I first met E.J. Lagasse in the summer of 2022 while he was working at Emeril’s Coastal in the Florida Panhandle. My family and I were sitting at the food bar overlooking the kitchen— as I used to in the original Emeril’s years ago— and could tell by the way he carried himself in the kitchen that he was wise and experienced with a presence and self-assurance that belied his years. It was confidence without a trace of cockiness, a rare trait, especially in someone so young.
My family and I dined at Emeril’s this past summer, before they were set to close for a complete overhaul of the kitchen, dining room, menu, and general culinary philosophy. We were told that a major renovation of the restaurant was on the way, but the menu had already changed slightly with E.J. acting as Chef Patron. One could feel bigger changes on the horizon buzzing through the team.
Emeril was 23 when he took over as executive chef at Commander’s. E.J. bested that by three years at his father’s establishment. E.J. Lagasse is 20 going on 50 and one of the most impressive young men I have met— chef, or not.
Last week my family and I dined at Emeril’s 2.0. From the preparation, presentation, professionalism, and obvious skill level across the board, to the china, glassware, and silver paired with every course, Emeril’s 2023 is in altogether different league.

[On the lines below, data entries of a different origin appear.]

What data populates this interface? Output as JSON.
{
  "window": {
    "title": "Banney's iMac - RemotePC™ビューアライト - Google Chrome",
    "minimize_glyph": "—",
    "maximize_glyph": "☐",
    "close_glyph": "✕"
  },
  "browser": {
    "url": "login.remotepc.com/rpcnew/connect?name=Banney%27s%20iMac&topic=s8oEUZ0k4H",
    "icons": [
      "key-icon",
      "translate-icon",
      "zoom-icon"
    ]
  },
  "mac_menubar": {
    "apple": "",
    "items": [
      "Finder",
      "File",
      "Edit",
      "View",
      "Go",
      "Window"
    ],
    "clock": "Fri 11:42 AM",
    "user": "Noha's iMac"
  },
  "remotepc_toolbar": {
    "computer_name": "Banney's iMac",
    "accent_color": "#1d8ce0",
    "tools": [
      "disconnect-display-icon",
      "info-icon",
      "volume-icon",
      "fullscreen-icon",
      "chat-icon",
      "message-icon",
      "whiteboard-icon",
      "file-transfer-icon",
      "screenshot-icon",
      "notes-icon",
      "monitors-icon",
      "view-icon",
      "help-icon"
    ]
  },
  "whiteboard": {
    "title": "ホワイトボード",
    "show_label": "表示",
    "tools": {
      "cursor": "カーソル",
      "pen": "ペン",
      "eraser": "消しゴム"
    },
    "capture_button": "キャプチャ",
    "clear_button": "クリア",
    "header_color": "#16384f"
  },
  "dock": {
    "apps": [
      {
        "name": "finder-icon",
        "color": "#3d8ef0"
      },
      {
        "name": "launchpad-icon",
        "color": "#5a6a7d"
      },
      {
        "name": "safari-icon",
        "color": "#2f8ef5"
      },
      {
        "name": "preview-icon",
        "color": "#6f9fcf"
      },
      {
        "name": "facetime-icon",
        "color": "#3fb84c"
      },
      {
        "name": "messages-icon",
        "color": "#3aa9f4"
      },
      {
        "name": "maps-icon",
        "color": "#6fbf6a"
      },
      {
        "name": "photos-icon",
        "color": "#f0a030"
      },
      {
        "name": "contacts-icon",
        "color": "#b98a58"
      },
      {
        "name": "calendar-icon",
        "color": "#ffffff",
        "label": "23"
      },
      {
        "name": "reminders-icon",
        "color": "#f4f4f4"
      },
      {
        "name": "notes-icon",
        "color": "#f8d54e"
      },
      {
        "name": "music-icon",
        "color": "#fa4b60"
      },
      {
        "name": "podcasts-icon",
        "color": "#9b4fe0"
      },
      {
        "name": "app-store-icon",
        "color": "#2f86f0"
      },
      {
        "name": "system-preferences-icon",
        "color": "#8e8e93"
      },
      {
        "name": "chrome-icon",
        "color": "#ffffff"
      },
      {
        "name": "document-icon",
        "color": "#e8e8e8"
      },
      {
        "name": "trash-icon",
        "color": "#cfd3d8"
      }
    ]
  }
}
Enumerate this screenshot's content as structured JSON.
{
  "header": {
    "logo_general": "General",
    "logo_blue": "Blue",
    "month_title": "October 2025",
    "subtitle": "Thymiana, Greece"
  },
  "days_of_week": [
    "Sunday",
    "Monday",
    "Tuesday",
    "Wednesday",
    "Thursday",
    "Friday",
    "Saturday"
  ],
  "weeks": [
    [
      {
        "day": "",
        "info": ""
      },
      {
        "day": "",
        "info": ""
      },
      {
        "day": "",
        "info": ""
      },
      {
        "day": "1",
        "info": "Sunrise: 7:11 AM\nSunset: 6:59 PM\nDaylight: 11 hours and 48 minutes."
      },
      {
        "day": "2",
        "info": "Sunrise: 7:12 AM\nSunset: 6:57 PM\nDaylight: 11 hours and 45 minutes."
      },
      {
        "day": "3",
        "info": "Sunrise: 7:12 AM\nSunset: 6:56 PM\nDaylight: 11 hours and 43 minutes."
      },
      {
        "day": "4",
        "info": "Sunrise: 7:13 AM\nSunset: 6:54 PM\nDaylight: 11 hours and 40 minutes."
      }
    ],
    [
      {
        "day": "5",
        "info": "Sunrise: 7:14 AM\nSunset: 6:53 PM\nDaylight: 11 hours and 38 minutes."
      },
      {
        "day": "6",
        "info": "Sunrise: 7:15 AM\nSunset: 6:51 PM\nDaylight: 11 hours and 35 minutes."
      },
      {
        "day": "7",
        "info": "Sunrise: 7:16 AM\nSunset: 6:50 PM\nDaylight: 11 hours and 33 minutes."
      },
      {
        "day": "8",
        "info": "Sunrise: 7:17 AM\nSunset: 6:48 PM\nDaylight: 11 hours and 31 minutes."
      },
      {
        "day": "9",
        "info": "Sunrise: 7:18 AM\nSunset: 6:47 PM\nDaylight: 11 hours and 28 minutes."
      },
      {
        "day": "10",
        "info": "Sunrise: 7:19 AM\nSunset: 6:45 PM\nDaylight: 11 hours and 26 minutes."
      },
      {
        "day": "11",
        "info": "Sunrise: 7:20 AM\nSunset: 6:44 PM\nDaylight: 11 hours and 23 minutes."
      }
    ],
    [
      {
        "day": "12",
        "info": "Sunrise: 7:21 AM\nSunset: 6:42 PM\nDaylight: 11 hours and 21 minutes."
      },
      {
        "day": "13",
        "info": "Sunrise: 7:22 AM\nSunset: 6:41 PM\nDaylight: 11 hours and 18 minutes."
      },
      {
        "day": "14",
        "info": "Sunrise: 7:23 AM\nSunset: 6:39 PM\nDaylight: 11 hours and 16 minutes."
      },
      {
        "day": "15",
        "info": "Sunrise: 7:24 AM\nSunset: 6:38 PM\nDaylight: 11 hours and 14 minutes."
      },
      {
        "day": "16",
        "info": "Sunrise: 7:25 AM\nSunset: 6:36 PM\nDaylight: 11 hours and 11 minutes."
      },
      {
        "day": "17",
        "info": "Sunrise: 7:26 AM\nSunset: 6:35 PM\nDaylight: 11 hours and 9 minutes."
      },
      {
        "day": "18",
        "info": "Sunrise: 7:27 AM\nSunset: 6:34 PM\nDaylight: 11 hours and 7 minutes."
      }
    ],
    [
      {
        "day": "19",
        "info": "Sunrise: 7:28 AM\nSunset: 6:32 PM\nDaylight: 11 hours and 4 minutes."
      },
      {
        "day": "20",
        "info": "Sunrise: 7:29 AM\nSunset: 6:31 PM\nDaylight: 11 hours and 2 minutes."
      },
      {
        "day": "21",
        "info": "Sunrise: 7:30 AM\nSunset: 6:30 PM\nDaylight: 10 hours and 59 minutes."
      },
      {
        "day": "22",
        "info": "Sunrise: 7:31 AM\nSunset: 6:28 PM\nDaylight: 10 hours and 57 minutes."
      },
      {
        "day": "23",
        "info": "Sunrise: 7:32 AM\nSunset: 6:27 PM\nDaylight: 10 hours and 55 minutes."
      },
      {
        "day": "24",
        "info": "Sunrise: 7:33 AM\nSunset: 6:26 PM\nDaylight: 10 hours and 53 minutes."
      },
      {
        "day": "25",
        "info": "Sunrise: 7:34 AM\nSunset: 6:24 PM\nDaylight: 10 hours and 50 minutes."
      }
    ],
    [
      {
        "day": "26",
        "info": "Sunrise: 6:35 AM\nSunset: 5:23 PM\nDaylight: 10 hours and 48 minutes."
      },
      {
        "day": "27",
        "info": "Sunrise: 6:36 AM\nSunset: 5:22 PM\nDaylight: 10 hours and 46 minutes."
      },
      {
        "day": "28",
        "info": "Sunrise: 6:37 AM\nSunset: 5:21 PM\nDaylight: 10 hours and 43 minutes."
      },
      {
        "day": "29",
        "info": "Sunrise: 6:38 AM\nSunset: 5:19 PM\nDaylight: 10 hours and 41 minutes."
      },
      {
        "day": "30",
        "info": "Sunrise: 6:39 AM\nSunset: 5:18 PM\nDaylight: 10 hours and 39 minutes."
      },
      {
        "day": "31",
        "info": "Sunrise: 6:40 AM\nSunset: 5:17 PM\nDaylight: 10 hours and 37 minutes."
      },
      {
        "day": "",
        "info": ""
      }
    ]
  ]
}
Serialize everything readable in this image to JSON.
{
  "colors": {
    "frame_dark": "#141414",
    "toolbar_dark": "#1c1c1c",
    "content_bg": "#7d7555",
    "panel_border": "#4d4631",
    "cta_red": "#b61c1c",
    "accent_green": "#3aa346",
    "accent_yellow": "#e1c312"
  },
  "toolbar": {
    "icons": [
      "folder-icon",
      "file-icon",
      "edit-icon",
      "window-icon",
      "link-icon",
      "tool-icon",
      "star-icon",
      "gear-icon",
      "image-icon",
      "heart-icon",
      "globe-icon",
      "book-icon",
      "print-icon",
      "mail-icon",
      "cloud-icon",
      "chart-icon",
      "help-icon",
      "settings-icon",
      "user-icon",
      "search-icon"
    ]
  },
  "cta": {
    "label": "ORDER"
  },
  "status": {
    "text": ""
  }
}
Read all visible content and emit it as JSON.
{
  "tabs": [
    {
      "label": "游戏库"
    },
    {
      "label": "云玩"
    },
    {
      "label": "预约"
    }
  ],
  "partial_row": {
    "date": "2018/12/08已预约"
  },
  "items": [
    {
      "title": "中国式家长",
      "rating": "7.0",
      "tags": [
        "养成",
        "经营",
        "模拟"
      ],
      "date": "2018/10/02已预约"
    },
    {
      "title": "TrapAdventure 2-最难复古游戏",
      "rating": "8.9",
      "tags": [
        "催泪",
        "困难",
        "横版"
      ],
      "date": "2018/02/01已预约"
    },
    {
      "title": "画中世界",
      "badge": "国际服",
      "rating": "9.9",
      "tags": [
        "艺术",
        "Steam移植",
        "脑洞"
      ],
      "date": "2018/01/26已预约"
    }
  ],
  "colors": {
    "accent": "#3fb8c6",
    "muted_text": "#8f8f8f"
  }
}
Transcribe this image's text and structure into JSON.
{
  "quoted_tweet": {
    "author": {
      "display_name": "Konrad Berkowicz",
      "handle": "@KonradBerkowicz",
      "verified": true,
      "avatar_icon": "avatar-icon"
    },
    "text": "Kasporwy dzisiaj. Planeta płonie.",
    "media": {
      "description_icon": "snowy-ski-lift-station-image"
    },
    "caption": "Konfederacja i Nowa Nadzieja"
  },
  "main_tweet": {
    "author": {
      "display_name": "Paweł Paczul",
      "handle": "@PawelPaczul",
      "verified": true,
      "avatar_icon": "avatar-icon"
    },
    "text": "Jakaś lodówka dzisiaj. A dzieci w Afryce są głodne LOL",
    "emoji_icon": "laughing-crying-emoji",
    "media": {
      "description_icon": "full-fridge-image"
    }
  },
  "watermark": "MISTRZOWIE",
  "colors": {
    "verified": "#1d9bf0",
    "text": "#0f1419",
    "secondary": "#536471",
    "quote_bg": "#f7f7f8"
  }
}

In a city known for fine dining, but typically on a more relaxed level, this is New York and Paris-level fine dining excellence. I have toured the kitchens at The French Laundry and Per Se as well as several other Michelin three-star establishments and the facilities the father and son team of Emeril and E.J. have built— in a glassed-in fully visible kitchen from every spot in the dining room— rivals any I have seen.
Most of the former front-of-the-house veterans appear to be back, but the kitchen payroll seems to have doubled from the 1.0 version of the restaurant. The dining room is smaller and has fewer tables. According to E.J. they have gone from 400+ covers a night to 54. The economics of that change— from a business and financial standpoint— would be enough to make most restaurateurs overly anxious. But one can tell that the entire team at Emeril’s has bought into the father and son’s vision and mission. I have always believed that success follows passion, and there is enough passion in that building to fuel a couple of restaurants.
The menu is next-level and the service— from the initial tour of the kitchen to survey the evening’s ingredients that are to be used over the course of your meal to the tableside cheese cart— is polished and professional. Emeril’s is, in this columnist’s opinion, the best fine dining restaurant in the city, and possibly the entire South.
The current buzz is that New Orleans might be the next city covered by Michelin (way overdue). If that’s the case, I couldn’t imagine the newly reimagined Emeril’s being anything less than a two-star establishment.
My son, who is now in his second year of culinary school in upstate New York, is set to start his externship at Emerils in a few weeks. It will be nice to have him closer to home, though— as his career path goes— it will be even better to have him work in an environment where the son has an opportunity to surpass the father, which has been my dream for him since he first started discussing a future career in the restaurant business in his early teens.
Greatness must begin somewhere. That initial Beatles performance was probably a little rough around the edges. Mantle went 1-for-4 with an RBI and a run scored— an average day. Montana had a mediocre outing in his first start going 13 of 23 for 96 yards and a touchdown. E.J. Lagasse has hit a grand slam on his first at bat with the newly reimagined Emeril’s.
I’m not sure if we’re witnessing “future” greatness at all. It seems the greatness has already landed.